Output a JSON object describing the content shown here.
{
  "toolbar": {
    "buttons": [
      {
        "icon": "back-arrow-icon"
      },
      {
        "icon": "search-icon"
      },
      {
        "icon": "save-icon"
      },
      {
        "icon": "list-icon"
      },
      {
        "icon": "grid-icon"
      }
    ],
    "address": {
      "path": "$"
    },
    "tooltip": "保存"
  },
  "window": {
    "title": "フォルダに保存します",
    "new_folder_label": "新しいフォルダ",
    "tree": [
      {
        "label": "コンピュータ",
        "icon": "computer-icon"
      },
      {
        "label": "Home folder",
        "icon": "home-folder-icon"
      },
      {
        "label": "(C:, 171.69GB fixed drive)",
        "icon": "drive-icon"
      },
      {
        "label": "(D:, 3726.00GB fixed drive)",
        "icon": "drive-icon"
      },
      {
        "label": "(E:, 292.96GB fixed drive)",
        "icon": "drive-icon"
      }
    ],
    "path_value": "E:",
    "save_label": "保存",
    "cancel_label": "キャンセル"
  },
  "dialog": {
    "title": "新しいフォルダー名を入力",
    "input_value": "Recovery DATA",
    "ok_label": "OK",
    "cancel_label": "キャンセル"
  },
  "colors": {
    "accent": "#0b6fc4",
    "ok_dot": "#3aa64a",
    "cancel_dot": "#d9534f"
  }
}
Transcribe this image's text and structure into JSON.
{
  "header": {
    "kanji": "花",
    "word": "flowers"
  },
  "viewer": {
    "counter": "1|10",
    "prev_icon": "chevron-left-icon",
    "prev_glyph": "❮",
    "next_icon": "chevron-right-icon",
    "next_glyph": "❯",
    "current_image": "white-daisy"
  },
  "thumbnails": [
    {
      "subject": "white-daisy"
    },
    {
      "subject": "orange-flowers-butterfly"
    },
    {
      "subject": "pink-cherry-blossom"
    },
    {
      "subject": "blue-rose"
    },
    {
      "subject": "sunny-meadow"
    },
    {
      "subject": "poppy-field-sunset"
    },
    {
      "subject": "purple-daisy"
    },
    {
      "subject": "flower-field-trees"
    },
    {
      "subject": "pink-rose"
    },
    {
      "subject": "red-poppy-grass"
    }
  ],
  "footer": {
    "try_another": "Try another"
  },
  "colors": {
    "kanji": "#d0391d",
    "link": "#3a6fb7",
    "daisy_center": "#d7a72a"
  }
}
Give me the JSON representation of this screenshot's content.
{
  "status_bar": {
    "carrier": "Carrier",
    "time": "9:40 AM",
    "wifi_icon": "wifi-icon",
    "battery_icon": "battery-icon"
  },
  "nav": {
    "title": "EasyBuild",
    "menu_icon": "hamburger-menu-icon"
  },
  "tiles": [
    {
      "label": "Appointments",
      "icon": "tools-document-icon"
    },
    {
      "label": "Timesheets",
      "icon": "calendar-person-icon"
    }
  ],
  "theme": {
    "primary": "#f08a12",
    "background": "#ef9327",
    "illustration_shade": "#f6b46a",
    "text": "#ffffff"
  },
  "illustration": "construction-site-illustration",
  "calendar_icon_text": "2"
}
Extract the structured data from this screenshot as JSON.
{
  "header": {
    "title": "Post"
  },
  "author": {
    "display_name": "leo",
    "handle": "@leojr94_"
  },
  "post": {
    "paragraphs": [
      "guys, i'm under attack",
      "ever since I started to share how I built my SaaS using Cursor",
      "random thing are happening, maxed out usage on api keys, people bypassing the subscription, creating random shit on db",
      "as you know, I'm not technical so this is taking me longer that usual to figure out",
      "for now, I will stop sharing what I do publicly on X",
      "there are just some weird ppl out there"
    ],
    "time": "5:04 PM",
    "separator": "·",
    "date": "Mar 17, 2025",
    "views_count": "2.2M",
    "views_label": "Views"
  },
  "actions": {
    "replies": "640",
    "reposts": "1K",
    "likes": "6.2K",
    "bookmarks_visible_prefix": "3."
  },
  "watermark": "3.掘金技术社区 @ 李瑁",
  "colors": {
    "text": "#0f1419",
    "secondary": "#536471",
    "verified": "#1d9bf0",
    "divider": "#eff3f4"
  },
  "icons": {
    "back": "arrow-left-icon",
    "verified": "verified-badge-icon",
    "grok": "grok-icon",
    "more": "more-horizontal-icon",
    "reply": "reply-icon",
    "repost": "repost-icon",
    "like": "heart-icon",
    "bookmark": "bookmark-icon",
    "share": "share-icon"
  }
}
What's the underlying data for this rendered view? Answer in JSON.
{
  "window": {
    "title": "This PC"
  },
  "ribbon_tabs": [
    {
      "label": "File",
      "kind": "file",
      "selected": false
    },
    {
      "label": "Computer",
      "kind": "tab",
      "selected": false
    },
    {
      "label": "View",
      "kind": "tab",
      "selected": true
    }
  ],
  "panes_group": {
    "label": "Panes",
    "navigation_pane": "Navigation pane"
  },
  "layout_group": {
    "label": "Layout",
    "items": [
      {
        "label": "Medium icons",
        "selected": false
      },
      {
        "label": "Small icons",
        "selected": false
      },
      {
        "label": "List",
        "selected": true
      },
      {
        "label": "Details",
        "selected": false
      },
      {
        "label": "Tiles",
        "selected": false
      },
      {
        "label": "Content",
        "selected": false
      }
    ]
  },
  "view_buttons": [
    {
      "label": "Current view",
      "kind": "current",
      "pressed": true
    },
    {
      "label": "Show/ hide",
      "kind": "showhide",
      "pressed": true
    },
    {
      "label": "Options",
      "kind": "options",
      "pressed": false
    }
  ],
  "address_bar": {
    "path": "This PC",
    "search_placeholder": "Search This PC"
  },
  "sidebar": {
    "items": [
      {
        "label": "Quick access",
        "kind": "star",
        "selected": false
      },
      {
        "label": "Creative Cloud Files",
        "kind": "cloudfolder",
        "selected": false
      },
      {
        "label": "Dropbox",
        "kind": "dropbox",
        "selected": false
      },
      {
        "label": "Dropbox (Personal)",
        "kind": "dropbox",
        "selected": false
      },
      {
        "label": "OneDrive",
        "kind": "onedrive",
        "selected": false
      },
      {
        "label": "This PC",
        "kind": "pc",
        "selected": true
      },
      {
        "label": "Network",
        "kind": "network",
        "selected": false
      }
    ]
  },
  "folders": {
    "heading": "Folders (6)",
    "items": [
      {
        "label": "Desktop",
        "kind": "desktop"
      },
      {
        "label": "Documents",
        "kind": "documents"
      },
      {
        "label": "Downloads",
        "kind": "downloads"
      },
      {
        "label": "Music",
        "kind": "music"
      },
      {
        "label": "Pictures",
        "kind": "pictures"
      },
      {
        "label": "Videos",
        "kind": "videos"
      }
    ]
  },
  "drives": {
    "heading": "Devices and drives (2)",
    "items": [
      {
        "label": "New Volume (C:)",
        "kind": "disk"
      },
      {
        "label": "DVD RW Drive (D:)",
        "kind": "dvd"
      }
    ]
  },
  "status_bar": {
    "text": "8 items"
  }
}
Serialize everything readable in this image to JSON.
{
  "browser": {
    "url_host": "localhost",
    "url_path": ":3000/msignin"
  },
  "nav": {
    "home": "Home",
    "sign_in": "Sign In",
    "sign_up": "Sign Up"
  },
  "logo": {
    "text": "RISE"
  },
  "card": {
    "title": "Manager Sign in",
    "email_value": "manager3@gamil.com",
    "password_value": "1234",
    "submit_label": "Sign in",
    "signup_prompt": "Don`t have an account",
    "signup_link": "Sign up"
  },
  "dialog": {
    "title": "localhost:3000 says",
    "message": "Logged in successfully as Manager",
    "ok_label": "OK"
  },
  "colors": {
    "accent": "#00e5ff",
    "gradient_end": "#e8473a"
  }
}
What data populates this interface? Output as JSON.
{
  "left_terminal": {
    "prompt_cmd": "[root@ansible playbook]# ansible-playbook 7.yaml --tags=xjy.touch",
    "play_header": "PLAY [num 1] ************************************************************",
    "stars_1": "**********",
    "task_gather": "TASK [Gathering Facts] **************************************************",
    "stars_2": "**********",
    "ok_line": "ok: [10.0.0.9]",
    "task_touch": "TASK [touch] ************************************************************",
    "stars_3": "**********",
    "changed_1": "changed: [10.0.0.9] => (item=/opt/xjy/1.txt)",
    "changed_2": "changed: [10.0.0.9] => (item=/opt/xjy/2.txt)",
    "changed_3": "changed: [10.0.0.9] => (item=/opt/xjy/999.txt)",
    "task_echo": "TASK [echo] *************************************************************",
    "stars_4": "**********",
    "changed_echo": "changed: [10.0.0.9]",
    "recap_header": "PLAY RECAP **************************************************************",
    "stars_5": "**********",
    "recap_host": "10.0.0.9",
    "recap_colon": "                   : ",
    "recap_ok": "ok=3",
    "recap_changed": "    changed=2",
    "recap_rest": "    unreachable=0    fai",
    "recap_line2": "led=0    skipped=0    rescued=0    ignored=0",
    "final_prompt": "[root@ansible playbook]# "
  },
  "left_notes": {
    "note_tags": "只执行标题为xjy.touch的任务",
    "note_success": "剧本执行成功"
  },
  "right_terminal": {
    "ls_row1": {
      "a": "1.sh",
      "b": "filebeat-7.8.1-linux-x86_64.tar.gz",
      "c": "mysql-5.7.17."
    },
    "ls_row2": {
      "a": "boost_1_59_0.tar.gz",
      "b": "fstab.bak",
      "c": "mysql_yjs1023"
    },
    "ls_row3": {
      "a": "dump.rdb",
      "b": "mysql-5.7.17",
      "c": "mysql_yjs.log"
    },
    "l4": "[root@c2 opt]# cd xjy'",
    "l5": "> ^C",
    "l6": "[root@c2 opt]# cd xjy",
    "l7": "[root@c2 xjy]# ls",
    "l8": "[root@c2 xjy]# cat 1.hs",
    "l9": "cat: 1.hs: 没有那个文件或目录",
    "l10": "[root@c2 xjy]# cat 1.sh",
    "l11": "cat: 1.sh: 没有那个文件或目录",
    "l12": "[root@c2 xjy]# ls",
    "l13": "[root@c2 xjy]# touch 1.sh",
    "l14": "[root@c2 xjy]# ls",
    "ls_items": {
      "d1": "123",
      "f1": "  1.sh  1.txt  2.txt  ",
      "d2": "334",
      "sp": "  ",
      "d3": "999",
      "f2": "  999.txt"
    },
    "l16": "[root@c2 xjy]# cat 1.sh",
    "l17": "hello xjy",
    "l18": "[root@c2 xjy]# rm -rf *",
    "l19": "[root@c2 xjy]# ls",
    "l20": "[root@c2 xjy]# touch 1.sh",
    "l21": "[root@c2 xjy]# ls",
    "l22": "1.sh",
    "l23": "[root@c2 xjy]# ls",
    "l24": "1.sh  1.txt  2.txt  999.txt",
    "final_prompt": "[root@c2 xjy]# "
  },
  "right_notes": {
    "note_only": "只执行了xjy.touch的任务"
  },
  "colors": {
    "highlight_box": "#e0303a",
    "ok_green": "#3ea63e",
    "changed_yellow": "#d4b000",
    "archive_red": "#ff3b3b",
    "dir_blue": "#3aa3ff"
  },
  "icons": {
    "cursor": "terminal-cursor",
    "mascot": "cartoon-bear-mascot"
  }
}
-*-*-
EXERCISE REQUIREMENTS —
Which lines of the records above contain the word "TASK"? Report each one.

WRITTEN ANSWER —
    "task_gather": "TASK [Gathering Facts] **************************************************",
    "task_touch": "TASK [touch] ************************************************************",
    "task_echo": "TASK [echo] *************************************************************",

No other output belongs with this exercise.